Which lines of the data below hold "java"? Copy each of them.

(Beginning of DATASET EXTRACT)

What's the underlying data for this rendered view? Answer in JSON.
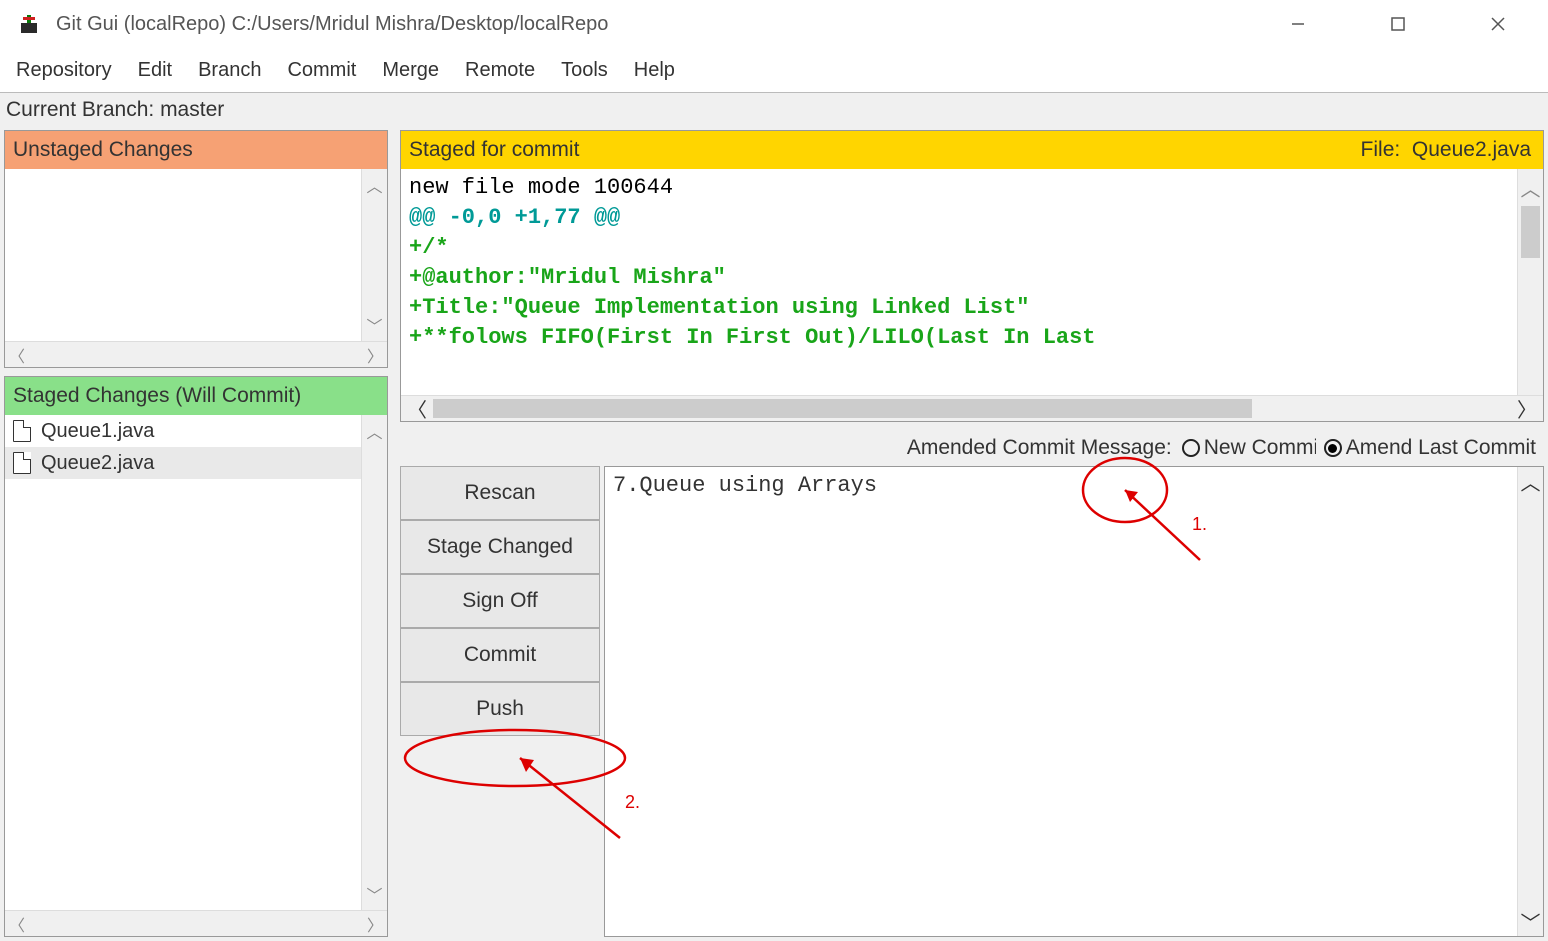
{
  "titlebar": {
    "title": "Git Gui (localRepo) C:/Users/Mridul Mishra/Desktop/localRepo"
  },
  "menu": {
    "items": [
      "Repository",
      "Edit",
      "Branch",
      "Commit",
      "Merge",
      "Remote",
      "Tools",
      "Help"
    ]
  },
  "branch": {
    "label": "Current Branch: master"
  },
  "left": {
    "unstaged_header": "Unstaged Changes",
    "staged_header": "Staged Changes (Will Commit)",
    "staged_files": [
      "Queue1.java",
      "Queue2.java"
    ],
    "staged_selected_index": 1
  },
  "diff": {
    "header_left": "Staged for commit",
    "header_right_label": "File:",
    "header_right_value": "Queue2.java",
    "lines": [
      {
        "cls": "diff-meta",
        "text": "new file mode 100644"
      },
      {
        "cls": "diff-hunk",
        "text": "@@ -0,0 +1,77 @@"
      },
      {
        "cls": "diff-add",
        "text": "+/*"
      },
      {
        "cls": "diff-add",
        "text": "+@author:\"Mridul Mishra\""
      },
      {
        "cls": "diff-add",
        "text": "+Title:\"Queue Implementation using Linked List\""
      },
      {
        "cls": "diff-add",
        "text": "+**folows FIFO(First In First Out)/LILO(Last In Last"
      }
    ]
  },
  "commit": {
    "opts_label": "Amended Commit Message:",
    "radio_new": "New Commit",
    "radio_amend": "Amend Last Commit",
    "amend_selected": true,
    "buttons": [
      "Rescan",
      "Stage Changed",
      "Sign Off",
      "Commit",
      "Push"
    ],
    "message": "7.Queue using Arrays"
  },
  "annotations": {
    "label1": "1.",
    "label2": "2."
  }
}
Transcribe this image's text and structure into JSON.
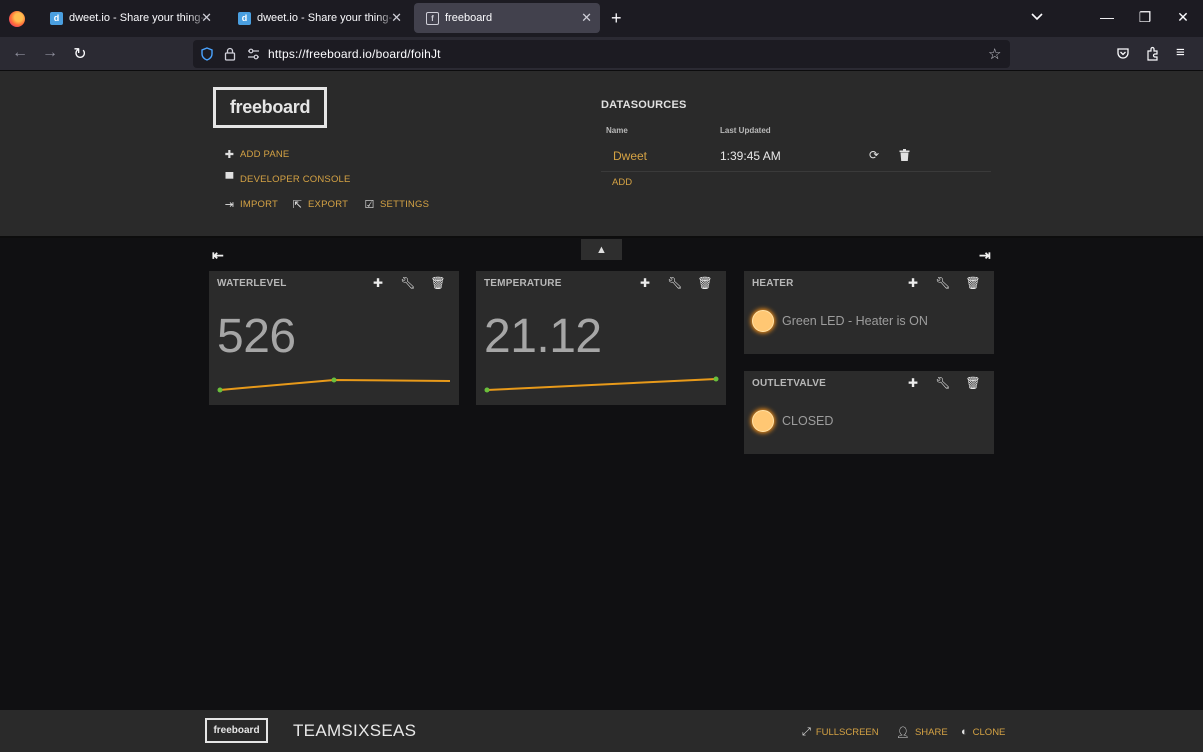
{
  "browser": {
    "tabs": [
      {
        "label": "dweet.io - Share your thing- like",
        "favicon": "d",
        "active": false
      },
      {
        "label": "dweet.io - Share your thing- like",
        "favicon": "d",
        "active": false
      },
      {
        "label": "freeboard",
        "favicon": "f",
        "active": true
      }
    ],
    "new_tab": "+",
    "url": "https://freeboard.io/board/foihJt",
    "window": {
      "minimize": "—",
      "restore": "❐",
      "close": "✕"
    }
  },
  "header": {
    "logo": "freeboard",
    "actions": {
      "add_pane": "ADD PANE",
      "developer_console": "DEVELOPER CONSOLE",
      "import": "IMPORT",
      "export": "EXPORT",
      "settings": "SETTINGS"
    },
    "datasources": {
      "title": "DATASOURCES",
      "col_name": "Name",
      "col_updated": "Last Updated",
      "rows": [
        {
          "name": "Dweet",
          "updated": "1:39:45 AM"
        }
      ],
      "add": "ADD"
    }
  },
  "panes": {
    "waterlevel": {
      "title": "WATERLEVEL",
      "value": "526"
    },
    "temperature": {
      "title": "TEMPERATURE",
      "value": "21.12"
    },
    "heater": {
      "title": "HEATER",
      "text": "Green LED - Heater is ON"
    },
    "outletvalve": {
      "title": "OUTLETVALVE",
      "text": "CLOSED"
    }
  },
  "colors": {
    "accent": "#d4a244",
    "sparkline": "#e89a1a",
    "indicator": "#ffc773",
    "spark_point": "#6abf3c"
  },
  "footer": {
    "logo": "freeboard",
    "board_title": "TEAMSIXSEAS",
    "fullscreen": "FULLSCREEN",
    "share": "SHARE",
    "clone": "CLONE"
  }
}
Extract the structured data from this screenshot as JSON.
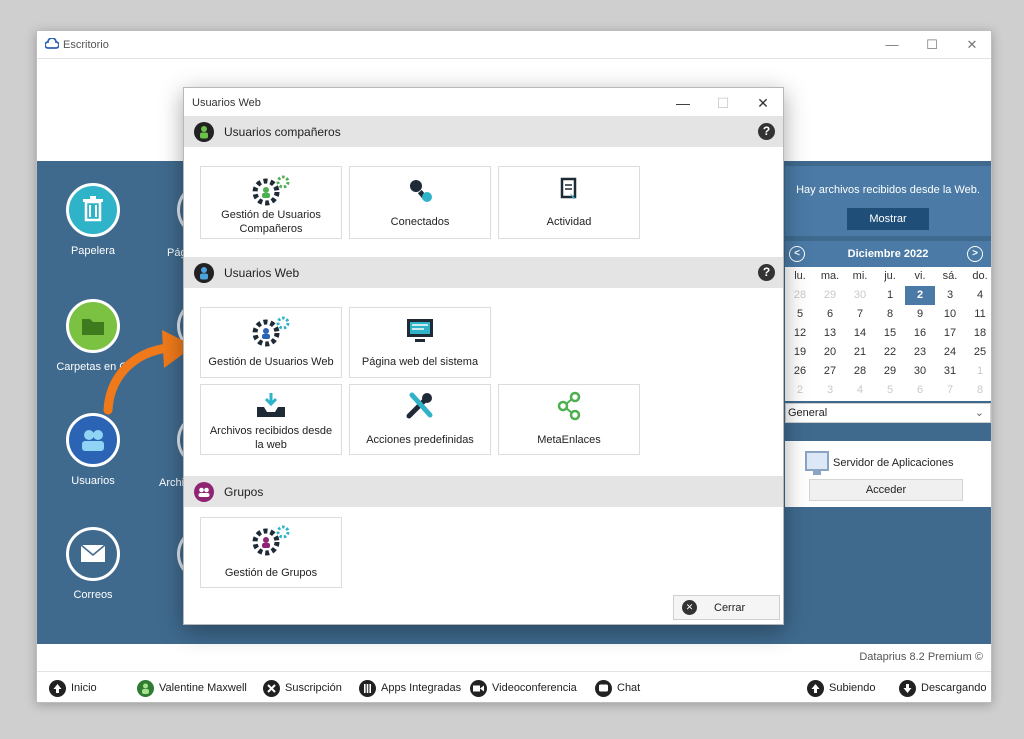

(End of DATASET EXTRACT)

■ TASK OUTPUT ■
      "Queue1.java",
      "Queue2.java"
    "header_right_value": "Queue2.java",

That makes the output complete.